Jewish wisdom - the Torah - is called "Etz Chaim/Tree of Life" because in every generation it has inspired and guided a Jew how to live - with eternal values and a connection to God.
For over forty years, Etz Chaim in Baltimore has been connecting Jews of all backgrounds to their Judaism through exciting programs and about a year ago, the organization entrusted me to engage a new generation of Jews.
The past year has been very fruitful, thank God, and we created this newsletter to share these successes with you. Our major accomplishments include creating an innovative volunteering program for young professionals, empowering Jewish mothers to create an inspirational program called Jewnity, and hiring a dynamic Rabbi to connect with college students at the University of Maryland Baltimore County (UMBC).
Rabbi Shlomo Porter, Dean and President of Etz Chaim, has been a tremendous friend and thought-partner throughout this process. He is focusing his efforts on maintaining his relationships with students and donors of the last 36 years. He continues to teach his Sunday morning Torah class and bi-monthly class in Jewish History & Thought at the Pikesville Senior Center.
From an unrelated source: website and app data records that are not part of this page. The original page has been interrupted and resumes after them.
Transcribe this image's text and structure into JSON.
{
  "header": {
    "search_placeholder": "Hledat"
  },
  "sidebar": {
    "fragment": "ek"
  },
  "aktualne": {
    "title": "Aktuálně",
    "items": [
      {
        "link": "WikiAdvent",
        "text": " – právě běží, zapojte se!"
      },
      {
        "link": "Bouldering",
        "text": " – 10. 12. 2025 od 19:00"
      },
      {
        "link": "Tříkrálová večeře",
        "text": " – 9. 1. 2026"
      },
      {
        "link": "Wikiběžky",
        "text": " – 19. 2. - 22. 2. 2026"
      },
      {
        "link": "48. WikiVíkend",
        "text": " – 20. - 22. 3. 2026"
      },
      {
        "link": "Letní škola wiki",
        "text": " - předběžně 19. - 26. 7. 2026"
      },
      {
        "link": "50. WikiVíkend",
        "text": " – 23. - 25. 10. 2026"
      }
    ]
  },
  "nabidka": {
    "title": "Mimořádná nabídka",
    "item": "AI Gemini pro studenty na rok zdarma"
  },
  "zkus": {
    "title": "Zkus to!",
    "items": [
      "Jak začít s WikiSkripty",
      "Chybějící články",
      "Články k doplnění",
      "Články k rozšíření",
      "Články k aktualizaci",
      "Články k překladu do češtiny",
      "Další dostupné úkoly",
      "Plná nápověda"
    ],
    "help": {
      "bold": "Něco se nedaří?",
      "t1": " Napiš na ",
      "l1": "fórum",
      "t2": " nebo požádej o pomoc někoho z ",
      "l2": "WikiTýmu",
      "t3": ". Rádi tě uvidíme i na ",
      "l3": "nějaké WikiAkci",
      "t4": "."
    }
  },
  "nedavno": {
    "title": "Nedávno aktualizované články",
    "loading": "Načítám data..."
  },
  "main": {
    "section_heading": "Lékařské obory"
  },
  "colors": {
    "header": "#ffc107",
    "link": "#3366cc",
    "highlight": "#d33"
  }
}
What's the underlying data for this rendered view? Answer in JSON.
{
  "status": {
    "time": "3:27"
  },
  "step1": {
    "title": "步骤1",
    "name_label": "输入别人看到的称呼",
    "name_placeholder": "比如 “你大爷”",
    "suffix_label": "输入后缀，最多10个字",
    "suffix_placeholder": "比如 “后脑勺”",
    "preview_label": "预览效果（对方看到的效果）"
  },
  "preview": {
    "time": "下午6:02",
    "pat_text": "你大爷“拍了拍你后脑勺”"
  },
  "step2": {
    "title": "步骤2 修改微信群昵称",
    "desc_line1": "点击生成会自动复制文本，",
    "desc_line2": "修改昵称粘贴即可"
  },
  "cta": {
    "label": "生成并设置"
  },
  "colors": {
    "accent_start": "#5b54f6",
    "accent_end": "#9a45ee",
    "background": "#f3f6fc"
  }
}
Allow me to share with you a beautiful and timely story. A man once asked Rabbi Avigdor Miller what to do in order to merit a favorable judgment on Rosh Hashana. "Smile", was Rabbi Miller's response. "Smile?!" responded the bewildered man. "Yes, smile." confirmed Rabbi Miller, who then explained, "because when a person smiles, he's a walking advertisement that this world is a good place. If your'e always walking around with a downcast look, and you only share negative news and talk about what difficult times we are living in, especially before Rosh Hashana, Hashem gets a bad taste from you. He's not going to be interested in such an advertisement for His world, because while you might think that the world is not such a good place, He feels that it is a wonderful one. So smile, smile and advertise that this world is a good place, and He'll say, 'You know what? I'll give you another year.'"
May you and yours have a sweet new year,
Rabbi Zev Pomeranz